== Segment start ==

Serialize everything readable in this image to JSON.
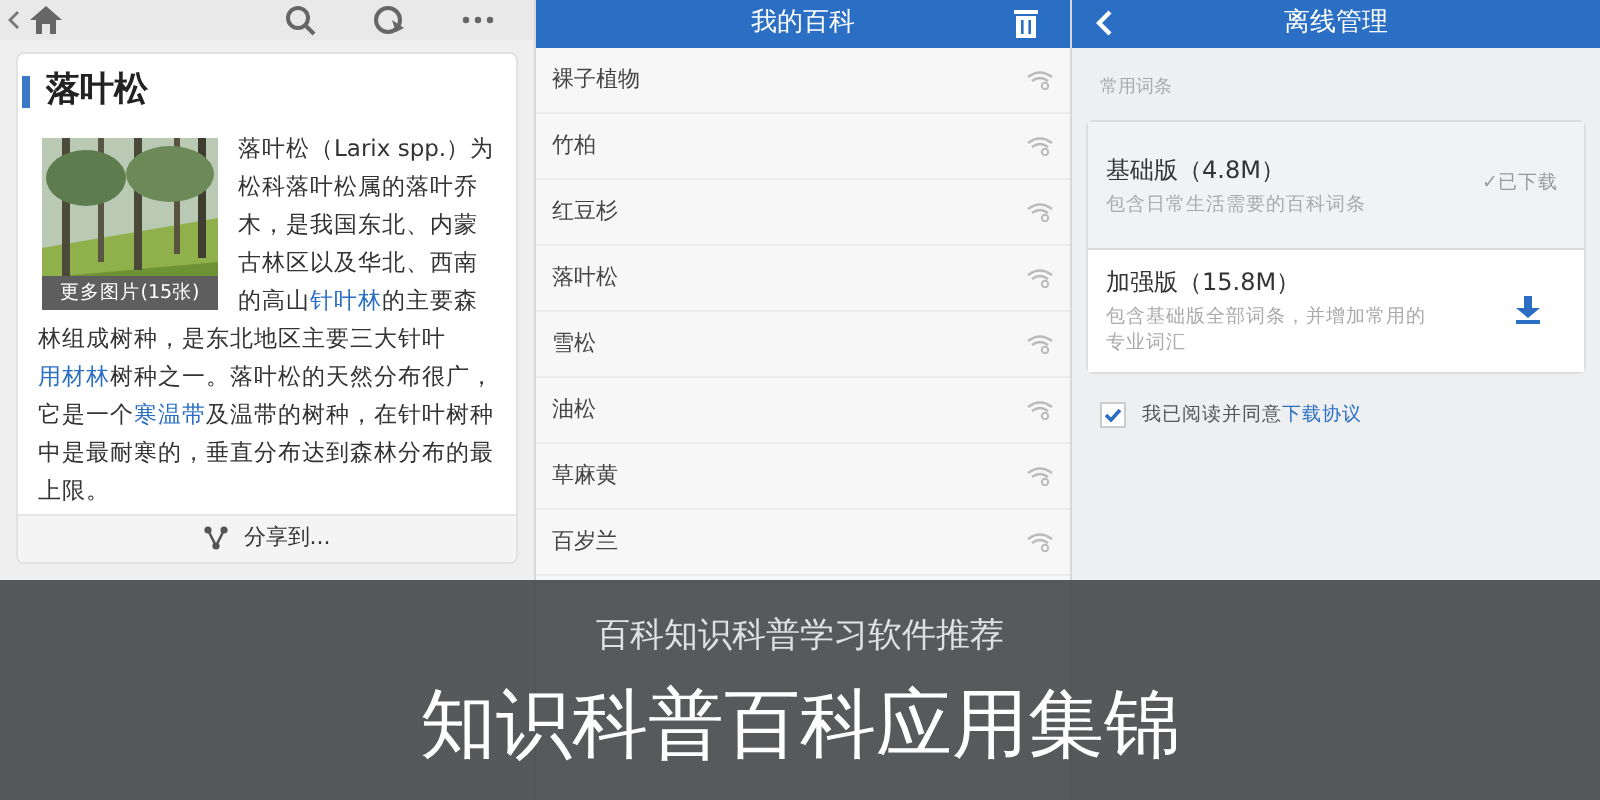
{
  "article_screen": {
    "title": "落叶松",
    "image_caption": "更多图片(15张)",
    "paragraph": [
      {
        "text": "落叶松（Larix spp.）为松科落叶松属的落叶乔木，是我国东北、内蒙古林区以及华北、西南的高山",
        "link": false
      },
      {
        "text": "针叶林",
        "link": true
      },
      {
        "text": "的主要森林组成树种，是东北地区主要三大针叶",
        "link": false
      },
      {
        "text": "用材林",
        "link": true
      },
      {
        "text": "树种之一。落叶松的天然分布很广，它是一个",
        "link": false
      },
      {
        "text": "寒温带",
        "link": true
      },
      {
        "text": "及温带的树种，在针叶树种中是最耐寒的，垂直分布达到森林分布的最上限。",
        "link": false
      }
    ],
    "share": "分享到..."
  },
  "my_encyclopedia": {
    "title": "我的百科",
    "items": [
      {
        "label": "裸子植物"
      },
      {
        "label": "竹柏"
      },
      {
        "label": "红豆杉"
      },
      {
        "label": "落叶松"
      },
      {
        "label": "雪松"
      },
      {
        "label": "油松"
      },
      {
        "label": "草麻黄"
      },
      {
        "label": "百岁兰"
      }
    ]
  },
  "offline": {
    "title": "离线管理",
    "section": "常用词条",
    "packages": [
      {
        "name": "基础版（4.8M）",
        "description": "包含日常生活需要的百科词条",
        "downloaded": true,
        "status": "✓已下载"
      },
      {
        "name": "加强版（15.8M）",
        "description": "包含基础版全部词条，并增加常用的专业词汇",
        "downloaded": false
      }
    ],
    "agreement": {
      "checked": true,
      "text": "我已阅读并同意",
      "link": "下载协议"
    }
  },
  "caption": {
    "subtitle": "百科知识科普学习软件推荐",
    "title": "知识科普百科应用集锦"
  }
}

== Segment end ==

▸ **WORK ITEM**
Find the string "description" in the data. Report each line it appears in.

▸ **ANSWER TO THE PROBLEM**
        "description": "包含日常生活需要的百科词条",
        "description": "包含基础版全部词条，并增加常用的专业词汇",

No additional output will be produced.